Records contained in a dataset:
* * * * *

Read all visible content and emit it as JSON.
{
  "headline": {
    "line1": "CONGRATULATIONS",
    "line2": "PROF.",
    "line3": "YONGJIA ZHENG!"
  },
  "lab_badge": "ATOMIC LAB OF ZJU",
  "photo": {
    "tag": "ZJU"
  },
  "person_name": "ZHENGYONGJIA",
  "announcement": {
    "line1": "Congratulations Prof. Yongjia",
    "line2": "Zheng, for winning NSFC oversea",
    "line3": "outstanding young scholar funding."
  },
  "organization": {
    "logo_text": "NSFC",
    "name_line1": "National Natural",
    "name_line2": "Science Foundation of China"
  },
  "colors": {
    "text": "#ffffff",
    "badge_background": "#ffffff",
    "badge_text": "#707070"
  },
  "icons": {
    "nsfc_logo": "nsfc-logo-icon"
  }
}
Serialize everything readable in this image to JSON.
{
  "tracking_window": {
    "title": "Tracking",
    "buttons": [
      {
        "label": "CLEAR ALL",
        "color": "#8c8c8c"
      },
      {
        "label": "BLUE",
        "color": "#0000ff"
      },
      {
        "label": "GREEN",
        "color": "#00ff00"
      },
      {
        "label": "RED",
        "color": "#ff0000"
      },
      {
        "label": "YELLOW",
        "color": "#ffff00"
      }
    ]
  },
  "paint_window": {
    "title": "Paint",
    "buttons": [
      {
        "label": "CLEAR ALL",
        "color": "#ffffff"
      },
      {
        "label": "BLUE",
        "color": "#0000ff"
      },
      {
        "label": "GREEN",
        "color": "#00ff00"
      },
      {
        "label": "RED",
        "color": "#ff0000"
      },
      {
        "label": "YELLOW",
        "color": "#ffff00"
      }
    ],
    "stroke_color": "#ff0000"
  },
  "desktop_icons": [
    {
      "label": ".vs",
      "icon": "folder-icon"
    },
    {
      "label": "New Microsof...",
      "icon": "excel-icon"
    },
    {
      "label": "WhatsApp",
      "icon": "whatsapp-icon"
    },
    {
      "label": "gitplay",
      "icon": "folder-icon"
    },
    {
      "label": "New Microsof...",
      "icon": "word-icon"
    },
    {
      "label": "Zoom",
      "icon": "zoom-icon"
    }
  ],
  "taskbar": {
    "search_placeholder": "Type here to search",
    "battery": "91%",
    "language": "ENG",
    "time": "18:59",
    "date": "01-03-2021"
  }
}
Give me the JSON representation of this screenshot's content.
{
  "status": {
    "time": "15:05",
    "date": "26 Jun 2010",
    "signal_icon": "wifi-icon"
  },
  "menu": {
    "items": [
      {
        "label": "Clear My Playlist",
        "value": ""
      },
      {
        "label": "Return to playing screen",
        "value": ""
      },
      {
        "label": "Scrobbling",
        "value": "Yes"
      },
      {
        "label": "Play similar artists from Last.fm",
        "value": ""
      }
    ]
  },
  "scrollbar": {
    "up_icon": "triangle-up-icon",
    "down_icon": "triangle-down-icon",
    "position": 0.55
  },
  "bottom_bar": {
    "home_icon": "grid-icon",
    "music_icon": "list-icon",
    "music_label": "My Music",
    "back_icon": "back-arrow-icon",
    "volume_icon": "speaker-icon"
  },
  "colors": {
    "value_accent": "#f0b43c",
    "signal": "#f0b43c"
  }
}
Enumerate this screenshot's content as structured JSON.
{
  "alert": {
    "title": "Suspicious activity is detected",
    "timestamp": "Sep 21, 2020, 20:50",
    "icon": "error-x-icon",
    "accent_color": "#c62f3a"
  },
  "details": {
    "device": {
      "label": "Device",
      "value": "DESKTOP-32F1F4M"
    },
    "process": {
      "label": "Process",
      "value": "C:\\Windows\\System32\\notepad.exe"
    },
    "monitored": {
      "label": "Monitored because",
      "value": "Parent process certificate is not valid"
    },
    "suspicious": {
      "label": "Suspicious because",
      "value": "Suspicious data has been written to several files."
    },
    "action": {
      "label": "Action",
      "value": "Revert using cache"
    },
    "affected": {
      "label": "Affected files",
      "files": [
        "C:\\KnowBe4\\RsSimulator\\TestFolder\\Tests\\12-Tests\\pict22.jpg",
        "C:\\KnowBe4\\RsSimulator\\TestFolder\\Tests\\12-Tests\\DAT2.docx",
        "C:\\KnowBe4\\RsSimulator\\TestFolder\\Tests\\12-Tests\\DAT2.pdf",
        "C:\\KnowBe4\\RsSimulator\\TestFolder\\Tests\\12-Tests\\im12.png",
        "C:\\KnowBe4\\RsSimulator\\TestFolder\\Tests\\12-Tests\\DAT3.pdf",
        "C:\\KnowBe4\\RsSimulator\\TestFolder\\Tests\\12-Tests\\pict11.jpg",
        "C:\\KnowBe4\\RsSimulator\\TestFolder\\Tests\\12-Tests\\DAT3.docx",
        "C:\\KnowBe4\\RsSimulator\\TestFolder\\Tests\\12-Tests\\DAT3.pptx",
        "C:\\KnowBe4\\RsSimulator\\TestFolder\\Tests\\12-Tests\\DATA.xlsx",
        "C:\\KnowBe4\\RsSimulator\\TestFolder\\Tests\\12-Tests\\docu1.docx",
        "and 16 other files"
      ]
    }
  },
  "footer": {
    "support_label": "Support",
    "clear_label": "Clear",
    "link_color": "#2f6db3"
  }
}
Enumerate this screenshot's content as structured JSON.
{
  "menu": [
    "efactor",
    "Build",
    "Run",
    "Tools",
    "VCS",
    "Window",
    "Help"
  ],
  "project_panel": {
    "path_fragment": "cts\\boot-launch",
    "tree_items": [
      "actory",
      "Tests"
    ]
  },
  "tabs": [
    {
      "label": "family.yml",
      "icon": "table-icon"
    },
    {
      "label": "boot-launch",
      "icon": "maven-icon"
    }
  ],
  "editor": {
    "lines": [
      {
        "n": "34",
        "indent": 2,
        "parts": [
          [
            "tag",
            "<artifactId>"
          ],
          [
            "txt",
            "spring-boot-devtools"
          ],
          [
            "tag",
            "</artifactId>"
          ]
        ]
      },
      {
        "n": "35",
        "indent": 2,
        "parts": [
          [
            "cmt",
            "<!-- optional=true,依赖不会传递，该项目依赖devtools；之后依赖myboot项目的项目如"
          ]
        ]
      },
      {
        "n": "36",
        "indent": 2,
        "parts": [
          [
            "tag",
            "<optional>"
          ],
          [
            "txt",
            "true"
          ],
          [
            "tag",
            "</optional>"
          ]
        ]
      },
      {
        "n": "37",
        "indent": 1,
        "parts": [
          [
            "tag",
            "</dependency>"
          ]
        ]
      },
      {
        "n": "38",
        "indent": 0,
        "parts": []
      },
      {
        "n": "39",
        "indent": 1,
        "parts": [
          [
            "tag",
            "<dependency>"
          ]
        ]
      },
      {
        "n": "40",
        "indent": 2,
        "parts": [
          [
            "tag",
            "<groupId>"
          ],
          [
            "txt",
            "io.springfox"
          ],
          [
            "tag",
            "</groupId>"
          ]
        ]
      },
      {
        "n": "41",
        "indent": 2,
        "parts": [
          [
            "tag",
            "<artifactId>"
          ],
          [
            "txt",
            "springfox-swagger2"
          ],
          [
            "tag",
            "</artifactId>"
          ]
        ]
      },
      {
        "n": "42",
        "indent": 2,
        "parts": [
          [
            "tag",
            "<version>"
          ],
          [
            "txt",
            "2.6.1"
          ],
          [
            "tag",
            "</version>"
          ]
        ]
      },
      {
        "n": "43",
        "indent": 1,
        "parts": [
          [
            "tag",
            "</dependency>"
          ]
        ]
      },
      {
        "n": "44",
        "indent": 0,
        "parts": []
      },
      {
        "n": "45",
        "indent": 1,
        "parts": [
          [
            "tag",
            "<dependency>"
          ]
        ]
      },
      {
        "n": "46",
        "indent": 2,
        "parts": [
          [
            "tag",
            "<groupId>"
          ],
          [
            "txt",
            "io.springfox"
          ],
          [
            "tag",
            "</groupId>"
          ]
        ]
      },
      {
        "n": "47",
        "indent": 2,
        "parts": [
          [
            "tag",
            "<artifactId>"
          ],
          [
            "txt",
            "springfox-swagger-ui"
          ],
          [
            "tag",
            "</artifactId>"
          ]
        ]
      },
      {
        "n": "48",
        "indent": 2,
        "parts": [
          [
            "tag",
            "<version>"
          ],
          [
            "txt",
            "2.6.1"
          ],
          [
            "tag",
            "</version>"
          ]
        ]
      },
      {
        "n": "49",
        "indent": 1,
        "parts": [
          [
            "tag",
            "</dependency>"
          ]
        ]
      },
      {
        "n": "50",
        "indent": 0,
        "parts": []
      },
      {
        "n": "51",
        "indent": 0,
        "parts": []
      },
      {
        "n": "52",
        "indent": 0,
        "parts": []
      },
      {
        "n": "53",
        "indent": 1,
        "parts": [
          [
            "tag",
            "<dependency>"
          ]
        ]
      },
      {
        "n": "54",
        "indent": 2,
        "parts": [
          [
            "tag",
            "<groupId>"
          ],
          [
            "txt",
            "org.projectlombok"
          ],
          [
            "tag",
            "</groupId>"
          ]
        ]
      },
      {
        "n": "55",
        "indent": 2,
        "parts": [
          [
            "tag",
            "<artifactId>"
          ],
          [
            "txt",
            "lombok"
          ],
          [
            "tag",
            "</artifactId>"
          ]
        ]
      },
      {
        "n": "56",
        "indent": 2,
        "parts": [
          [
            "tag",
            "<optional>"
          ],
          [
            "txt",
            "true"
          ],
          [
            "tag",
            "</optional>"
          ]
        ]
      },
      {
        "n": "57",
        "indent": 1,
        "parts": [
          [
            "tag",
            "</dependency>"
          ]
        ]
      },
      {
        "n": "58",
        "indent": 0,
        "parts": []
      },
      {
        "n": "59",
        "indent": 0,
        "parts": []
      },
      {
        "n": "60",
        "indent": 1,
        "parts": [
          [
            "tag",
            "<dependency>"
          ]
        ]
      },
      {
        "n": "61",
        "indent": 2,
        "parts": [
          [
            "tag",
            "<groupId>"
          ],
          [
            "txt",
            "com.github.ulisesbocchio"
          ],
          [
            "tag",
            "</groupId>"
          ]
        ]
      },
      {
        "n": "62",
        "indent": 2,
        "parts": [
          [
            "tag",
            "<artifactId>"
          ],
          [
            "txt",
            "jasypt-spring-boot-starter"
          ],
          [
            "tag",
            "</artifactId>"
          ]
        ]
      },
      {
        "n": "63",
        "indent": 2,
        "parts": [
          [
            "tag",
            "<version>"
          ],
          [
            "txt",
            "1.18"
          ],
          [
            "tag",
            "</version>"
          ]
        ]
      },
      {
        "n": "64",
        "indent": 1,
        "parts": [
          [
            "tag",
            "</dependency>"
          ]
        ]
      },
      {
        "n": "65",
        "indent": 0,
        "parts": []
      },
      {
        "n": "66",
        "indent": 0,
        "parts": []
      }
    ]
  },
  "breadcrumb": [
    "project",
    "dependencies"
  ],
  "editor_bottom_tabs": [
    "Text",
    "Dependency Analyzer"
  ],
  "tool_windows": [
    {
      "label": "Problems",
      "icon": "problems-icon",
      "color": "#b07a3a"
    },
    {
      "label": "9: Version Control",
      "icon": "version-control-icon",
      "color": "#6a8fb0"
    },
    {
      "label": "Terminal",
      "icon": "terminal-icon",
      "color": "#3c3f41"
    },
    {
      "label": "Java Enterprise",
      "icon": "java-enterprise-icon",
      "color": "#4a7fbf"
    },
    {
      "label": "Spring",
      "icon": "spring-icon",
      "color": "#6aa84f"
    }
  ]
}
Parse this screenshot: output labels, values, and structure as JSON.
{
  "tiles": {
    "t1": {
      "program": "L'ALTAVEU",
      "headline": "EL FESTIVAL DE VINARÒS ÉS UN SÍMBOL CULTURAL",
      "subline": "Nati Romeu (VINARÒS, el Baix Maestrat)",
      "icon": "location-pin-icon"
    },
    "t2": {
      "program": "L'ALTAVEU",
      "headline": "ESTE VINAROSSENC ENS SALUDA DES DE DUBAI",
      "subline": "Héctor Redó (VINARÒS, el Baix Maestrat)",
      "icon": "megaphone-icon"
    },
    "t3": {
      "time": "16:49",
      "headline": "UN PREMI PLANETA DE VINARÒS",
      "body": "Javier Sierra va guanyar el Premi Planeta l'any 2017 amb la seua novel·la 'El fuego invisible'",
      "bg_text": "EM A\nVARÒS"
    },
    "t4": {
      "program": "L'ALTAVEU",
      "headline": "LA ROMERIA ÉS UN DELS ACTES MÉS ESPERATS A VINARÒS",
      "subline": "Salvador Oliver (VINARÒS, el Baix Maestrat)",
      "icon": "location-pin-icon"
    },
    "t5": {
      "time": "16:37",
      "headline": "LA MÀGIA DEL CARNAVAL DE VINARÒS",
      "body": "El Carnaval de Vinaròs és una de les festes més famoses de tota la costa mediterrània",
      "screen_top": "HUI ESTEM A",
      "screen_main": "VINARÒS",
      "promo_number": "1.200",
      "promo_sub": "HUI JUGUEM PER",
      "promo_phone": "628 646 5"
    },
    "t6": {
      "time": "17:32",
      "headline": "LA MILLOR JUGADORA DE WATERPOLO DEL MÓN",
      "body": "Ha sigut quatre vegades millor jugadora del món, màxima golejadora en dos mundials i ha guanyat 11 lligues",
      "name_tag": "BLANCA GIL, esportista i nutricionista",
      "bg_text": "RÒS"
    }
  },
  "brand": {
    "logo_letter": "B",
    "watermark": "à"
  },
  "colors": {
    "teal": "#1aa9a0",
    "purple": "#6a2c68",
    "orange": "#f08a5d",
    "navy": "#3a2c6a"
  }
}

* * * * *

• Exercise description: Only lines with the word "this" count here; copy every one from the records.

• Problem solution:
Serialize everything readable in this image to JSON.
Give me the JSON representation of this screenshot's content.
Enumerate this screenshot's content as structured JSON.
Enumerate this screenshot's content as structured JSON.
Parse this screenshot: output labels, values, and structure as JSON.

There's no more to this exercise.